Director Alfonso Cuarón once said, “I’m interested in new worlds, new universes, new challenges.”
Cuarón is known for capturing the intensity of life’s most harrowing moments, but how exactly?
In this post, we’re going to examine how Alfonso Cuarón’s shot list engages with audiences in unexpected, yet meaningful ways. Let’s just say his approach is unique amongst his fellow Harry Potter directors.
So buckle your seatbelt, because we’re going for a ride!
Cinema of course is a visual medium. Because of this, it is essential for camera movement to enhance the themes of a story.
Like the best directors, Alfonso Cuarón turns camera movement into an extension of character emotion. Whether employing handheld, steadycam or robotic arm, Cuarón uses the tools of cinematography to create an intense, symbiotic relationship between viewer and onscreen action.
Consider how Cuarón uses this strategy in Children of Men.
Regarding camera movement, Cuarón says:
“For Children of Men, we wanted to take advantage of the element of real time. It’s a documentary approach. As if you were just following characters around with your own digital camera in the year 2027.”
When we sit down to watch a video, we typically understand that what we are seeing is artificial. There is no dinosaur or gargantuan boulder that is in danger of killing us. In essence, we experience thrills without the threat of physical harm.
For Cuarón though, the primary objective is to conceal this artifice.
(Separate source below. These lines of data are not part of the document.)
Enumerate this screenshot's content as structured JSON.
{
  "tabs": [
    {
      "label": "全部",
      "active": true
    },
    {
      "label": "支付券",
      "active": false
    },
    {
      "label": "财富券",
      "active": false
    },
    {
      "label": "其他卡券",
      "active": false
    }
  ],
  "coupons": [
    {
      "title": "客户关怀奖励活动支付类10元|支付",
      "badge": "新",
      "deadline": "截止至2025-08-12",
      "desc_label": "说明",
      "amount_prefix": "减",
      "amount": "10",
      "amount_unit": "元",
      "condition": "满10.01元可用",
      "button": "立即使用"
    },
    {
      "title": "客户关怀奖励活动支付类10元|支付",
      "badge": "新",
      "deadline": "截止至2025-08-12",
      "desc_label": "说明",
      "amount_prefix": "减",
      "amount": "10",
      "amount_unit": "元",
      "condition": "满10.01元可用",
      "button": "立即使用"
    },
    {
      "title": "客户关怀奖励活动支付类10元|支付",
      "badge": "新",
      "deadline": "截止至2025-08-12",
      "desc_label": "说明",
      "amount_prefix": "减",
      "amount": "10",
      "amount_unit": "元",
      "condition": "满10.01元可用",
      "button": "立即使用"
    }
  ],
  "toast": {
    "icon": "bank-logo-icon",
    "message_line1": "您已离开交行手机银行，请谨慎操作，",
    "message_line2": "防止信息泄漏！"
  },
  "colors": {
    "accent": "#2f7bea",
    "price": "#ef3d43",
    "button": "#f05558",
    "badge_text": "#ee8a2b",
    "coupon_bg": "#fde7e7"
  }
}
Perhaps most importantly, Alfonso Cuarón movies turn the viewer into an active participant in the narrative.
When Theo Faron dodges an explosion, or fends off angry transients, the audience is right by his side.
Read the full article at https://www.studiobinder.com/blog/alfonso-cuaron-movies/